Students prepare an animated debate in TechnoDebate. They take a stand on a controversial issue to persuade an audience. To start, they research evidence to support a viewpoint. They collaborate with a partner who prepares the opposing position. Next, rebuttals are formed to refute the opponent’s claims. Viewers of the debate are invited to comment and debaters defend their positions. The debate forum builds critical and creative thinking as well as research skills, persuasive expression, and savvy decision making.

Digital Literacy

Basic computer skills are likely to be a component of most jobs in tomorrow’s workplace. Job-specific software skills can only be developed on a foundation of essential computer competence.
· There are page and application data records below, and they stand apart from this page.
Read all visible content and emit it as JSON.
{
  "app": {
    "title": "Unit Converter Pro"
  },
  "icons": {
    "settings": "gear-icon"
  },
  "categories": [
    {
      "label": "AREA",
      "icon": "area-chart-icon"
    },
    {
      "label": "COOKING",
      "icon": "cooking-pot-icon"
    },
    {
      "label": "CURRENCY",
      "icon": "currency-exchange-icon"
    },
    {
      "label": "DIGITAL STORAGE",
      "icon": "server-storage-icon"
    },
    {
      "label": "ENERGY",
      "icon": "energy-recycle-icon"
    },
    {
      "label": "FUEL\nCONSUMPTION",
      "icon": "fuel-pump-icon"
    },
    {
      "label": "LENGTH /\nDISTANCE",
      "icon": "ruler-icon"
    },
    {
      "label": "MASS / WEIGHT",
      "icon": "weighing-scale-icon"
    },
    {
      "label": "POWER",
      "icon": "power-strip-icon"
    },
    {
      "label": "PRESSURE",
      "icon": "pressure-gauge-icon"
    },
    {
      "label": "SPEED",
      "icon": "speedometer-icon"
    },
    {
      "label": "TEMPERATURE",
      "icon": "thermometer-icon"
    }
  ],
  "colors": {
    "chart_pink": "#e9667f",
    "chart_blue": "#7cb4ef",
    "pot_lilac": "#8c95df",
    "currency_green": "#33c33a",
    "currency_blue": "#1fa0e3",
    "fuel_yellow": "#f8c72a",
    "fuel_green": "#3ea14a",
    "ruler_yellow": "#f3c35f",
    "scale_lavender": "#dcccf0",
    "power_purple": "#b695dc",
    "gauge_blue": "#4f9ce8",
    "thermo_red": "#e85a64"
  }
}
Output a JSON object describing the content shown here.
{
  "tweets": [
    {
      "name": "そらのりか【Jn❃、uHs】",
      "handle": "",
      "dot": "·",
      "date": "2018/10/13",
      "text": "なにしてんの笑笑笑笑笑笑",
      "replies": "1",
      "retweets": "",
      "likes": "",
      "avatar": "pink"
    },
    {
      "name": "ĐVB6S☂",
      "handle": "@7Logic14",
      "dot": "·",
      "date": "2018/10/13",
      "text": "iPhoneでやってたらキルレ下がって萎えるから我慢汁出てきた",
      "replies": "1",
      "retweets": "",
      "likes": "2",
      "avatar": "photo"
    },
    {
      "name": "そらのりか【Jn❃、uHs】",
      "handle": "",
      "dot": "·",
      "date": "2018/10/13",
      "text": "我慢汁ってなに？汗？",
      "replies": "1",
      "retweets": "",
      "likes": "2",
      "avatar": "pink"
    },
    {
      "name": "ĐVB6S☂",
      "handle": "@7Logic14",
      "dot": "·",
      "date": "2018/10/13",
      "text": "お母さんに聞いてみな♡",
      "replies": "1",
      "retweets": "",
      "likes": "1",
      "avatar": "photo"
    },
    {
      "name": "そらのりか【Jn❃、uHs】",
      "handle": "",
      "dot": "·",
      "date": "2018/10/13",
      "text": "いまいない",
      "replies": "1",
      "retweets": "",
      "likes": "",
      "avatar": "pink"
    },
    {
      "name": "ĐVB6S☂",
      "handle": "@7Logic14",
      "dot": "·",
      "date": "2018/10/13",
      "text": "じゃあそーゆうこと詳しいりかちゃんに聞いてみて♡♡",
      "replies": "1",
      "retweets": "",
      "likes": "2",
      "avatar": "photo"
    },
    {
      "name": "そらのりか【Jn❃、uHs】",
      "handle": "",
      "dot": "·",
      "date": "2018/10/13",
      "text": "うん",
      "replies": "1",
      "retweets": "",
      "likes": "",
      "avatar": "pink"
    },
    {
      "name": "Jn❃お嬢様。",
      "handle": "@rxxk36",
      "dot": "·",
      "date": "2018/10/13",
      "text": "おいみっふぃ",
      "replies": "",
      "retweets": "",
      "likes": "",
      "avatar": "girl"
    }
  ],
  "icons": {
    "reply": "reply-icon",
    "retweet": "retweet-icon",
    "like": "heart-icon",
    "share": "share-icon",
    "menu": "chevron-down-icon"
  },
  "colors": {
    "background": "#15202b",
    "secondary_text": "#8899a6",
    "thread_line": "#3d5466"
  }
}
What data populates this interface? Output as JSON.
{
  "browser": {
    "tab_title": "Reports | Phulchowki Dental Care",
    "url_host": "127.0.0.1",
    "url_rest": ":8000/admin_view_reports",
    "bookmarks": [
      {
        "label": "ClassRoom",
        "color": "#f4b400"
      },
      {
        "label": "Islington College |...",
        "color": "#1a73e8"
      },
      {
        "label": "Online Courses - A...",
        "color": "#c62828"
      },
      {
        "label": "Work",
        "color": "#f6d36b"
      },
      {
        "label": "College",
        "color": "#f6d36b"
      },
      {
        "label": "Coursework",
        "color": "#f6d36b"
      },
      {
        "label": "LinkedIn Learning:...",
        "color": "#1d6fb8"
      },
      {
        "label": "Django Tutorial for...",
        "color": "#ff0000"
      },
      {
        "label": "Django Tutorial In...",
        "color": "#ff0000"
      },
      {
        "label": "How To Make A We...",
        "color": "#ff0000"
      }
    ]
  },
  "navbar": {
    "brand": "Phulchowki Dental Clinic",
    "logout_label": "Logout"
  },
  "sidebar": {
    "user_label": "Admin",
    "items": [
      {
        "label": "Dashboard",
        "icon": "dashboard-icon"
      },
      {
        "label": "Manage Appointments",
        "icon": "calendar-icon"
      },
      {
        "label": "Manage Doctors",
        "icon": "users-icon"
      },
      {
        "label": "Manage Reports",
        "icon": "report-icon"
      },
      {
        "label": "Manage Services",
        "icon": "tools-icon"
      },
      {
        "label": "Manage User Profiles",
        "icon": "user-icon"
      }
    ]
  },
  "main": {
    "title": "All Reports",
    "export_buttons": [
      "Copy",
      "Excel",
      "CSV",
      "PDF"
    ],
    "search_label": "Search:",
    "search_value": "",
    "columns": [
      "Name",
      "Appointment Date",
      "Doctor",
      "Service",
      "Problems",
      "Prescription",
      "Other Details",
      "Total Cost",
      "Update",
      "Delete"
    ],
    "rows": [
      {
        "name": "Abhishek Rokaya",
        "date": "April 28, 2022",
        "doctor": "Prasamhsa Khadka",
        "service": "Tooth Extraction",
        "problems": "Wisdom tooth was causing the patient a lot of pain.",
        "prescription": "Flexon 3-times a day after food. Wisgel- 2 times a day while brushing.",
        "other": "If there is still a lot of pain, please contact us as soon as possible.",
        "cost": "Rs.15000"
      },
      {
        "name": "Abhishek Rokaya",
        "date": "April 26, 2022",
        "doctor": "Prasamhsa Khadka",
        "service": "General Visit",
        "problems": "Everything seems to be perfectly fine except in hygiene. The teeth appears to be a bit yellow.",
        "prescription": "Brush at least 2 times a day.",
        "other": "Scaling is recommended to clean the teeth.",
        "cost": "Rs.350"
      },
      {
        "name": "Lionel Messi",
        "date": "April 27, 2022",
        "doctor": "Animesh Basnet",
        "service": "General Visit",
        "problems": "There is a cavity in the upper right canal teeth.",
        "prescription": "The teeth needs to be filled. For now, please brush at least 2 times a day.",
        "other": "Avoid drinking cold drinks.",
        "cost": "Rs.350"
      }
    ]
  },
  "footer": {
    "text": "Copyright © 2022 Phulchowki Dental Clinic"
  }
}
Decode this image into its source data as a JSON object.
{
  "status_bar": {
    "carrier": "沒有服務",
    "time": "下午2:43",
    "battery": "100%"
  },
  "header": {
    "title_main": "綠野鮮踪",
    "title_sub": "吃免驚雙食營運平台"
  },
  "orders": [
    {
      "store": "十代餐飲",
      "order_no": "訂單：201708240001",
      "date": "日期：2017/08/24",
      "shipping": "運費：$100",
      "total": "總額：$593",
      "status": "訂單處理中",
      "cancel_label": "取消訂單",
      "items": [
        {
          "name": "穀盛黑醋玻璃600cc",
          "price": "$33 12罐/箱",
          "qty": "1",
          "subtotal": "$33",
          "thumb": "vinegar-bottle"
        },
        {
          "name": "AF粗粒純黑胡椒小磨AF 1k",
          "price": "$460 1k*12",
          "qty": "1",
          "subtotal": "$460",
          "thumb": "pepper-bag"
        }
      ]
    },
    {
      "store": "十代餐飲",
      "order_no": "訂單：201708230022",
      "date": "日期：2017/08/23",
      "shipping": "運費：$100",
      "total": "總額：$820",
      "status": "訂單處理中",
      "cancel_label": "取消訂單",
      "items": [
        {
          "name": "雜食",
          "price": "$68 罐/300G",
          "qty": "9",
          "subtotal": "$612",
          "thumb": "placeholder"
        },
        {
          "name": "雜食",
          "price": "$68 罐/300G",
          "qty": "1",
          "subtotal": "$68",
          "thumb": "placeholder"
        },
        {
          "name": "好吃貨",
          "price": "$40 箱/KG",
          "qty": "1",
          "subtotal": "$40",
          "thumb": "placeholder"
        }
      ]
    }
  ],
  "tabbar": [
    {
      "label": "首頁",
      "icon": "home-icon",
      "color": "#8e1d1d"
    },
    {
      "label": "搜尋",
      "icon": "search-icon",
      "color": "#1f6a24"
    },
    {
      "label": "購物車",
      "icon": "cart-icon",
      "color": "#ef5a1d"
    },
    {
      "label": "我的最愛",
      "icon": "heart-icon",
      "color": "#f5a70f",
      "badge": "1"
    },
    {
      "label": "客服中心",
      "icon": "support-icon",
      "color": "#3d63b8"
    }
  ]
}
TechnoKids projects are ICT and STEM project-based activities to integrate technology into curriculum. Students analyze information, collaborate, solve problems, and make decisions. The interdisciplinary activities target learning outcomes from language arts, mathematics, social studies, science, history, geography, and creative arts. By tackling real-world problems, students build word processing, spreadsheet, presentation, and programming skills. Blended into the learning are the universal soft skills that are a passport to career success.

TechnoHella

About TechnoHella

Hella Comat, Curriculum Writer - Hella Comat is a dedicated professional, who has taught in the education system for more than 30 years. As a pioneer of technology integration in Ontario public schools she was one of the first teachers to introduce the internet, video conferencing, web design, and multimedia learning activities to teachers and students in the Halton Board. To inspire teachers to use technology, she has led sessions for the Touch Technology program, ran workshops at education conferences, and sat on numerous advisory committees related to technology-issues. In recent years she taught the Computer in the Classroom course, at York University. Her lifelong commitment to teaching and learning was acknowledged when she was honored as the recipient of the Prime Minister’s Award for Teaching Excellence in Science, Technology, and Mathematics. Hella's contribution to the blog includes entries about the importance of technology integration. Drawing from her in-depth knowledge of technology in the classroom Hella writes about teaching strategies and useful resources that can benefit your practice. In addition, she provides innovative lesson ideas that you can implement into your own curriculum.